Thinking about old age can be a difficult prospect for many, especially considering the prospect of long-term care. However, even if you are in the peak of health today, it can be important to plan for the possibility of long-term care because of a Medicaid policy called the “look back” period. What is this period, and how might it impact your plans for the future?
Medicaid “looks back” to the time before you apply for benefits.
People hoping to qualify for nursing home assistance from Medicaid must meet strict income and asset requirements. The exact income and asset limits in the state of Georgia depend on an applicant’s marital status and the type of assistance needed. Many may believe that giving away their assets or selling them at a low price before entering a nursing home will allow them to qualify, but this is not the case.
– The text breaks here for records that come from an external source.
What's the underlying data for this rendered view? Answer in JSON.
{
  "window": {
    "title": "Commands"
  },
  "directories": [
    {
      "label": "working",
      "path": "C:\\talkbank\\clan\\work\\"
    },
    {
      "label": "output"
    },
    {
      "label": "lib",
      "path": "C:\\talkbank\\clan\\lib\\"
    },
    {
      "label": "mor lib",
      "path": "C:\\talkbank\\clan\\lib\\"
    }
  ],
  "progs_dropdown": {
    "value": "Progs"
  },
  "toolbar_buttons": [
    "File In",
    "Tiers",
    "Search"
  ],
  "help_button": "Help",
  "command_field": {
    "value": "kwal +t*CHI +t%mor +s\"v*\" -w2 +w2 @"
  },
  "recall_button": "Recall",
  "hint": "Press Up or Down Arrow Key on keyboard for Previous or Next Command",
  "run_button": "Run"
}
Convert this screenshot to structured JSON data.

Medicaid “looks back” at the gifts, sales and other asset transfers made in the five years prior to a person’s application for benefits. If they find that a person has given away their possessions or sold them for less than they are worth in an effort to meet Medicaid requirements, that person will face penalties and be ineligible for benefits for some time.
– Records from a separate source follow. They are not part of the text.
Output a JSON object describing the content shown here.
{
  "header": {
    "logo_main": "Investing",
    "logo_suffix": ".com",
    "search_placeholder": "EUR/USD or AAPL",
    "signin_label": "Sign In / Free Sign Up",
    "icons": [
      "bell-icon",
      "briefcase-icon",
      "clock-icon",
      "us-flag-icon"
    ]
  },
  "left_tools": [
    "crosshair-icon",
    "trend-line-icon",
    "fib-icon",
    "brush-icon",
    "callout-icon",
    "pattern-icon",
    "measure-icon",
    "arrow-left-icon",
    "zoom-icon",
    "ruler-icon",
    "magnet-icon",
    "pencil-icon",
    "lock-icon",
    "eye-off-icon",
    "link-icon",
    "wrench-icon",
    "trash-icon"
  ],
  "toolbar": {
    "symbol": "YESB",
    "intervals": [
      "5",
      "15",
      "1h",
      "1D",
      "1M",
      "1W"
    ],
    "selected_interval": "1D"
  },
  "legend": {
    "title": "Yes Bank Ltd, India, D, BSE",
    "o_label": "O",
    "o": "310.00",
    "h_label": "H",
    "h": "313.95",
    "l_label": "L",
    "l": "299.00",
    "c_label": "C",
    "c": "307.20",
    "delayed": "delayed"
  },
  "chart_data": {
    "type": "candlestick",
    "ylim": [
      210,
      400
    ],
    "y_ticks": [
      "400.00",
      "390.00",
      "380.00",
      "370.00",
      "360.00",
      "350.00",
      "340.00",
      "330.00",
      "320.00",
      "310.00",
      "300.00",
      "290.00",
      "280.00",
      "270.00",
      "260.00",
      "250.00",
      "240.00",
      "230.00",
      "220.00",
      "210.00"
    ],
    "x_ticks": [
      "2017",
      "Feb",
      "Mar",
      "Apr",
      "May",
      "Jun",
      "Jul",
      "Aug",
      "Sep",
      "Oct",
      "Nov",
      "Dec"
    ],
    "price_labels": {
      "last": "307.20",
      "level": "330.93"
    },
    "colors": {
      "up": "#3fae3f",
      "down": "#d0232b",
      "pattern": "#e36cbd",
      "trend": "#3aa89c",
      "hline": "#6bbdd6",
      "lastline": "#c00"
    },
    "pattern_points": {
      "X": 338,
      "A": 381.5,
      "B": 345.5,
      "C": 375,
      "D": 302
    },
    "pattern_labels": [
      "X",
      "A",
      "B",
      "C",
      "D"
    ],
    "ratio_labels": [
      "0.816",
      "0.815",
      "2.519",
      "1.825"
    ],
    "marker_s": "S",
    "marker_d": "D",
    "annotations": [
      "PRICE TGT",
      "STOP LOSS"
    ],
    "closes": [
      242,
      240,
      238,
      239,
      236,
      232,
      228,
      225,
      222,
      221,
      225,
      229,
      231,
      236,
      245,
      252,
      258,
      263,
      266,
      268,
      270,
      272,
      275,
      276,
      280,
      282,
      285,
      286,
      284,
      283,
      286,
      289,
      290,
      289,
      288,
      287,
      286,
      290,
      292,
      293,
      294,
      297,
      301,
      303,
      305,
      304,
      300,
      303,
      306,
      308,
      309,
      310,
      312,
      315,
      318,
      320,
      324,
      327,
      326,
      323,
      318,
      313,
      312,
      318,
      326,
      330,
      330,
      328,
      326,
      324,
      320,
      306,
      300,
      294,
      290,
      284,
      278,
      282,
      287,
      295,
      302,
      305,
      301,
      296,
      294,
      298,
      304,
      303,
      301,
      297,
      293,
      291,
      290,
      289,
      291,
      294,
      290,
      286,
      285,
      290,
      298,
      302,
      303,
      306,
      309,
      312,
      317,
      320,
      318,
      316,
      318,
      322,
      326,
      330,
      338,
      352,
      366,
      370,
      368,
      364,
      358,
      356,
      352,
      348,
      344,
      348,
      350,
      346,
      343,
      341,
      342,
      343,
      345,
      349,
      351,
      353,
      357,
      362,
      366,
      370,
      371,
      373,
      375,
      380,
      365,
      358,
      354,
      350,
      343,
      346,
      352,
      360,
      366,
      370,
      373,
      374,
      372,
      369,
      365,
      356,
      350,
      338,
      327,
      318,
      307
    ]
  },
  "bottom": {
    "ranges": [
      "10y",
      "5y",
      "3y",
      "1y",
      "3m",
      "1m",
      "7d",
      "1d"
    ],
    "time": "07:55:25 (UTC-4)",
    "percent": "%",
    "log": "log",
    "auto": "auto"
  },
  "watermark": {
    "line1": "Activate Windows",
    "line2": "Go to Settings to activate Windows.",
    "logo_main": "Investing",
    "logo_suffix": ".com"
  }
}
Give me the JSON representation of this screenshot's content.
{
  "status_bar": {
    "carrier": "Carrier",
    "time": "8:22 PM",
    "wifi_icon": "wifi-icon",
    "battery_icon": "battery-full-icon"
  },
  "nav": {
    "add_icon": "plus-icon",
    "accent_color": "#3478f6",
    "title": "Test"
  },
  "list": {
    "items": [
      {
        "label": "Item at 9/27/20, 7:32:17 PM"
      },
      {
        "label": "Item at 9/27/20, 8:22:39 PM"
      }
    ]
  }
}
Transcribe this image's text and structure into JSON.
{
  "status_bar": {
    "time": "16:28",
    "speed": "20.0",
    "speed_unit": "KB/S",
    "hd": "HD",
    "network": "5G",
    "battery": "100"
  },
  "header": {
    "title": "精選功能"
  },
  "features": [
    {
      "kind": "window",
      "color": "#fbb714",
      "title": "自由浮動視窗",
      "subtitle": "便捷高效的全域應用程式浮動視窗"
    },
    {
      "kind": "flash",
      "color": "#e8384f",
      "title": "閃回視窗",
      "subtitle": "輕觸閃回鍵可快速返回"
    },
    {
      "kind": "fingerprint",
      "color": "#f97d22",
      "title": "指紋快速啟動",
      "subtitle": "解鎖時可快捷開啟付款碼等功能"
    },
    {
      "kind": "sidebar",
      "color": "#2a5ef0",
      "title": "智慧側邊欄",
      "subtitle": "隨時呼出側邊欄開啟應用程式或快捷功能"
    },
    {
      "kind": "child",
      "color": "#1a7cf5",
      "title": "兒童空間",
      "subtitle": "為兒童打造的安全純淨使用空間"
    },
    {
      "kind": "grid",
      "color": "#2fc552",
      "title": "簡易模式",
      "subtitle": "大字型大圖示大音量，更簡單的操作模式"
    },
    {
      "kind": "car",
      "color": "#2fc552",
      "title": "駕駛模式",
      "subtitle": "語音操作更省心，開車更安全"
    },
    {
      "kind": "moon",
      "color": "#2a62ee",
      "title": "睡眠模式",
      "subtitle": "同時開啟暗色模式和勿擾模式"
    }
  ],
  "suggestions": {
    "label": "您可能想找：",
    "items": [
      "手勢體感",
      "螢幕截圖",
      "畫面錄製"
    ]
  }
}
How can people avoid penalties related to the “look-back” period?
For many, maintaining Medicaid eligibility depends on careful planning in the years before they need assistance. Depending on their finances, they may choose to engage in a planned “spend down” by paying off debt, placing funds in trust or other strategies. Because spending down assets to plan for Medicaid is a complex process, many may find it helpful to work with a professional to create a plan that protects both their comfort today and their eligibility tomorrow.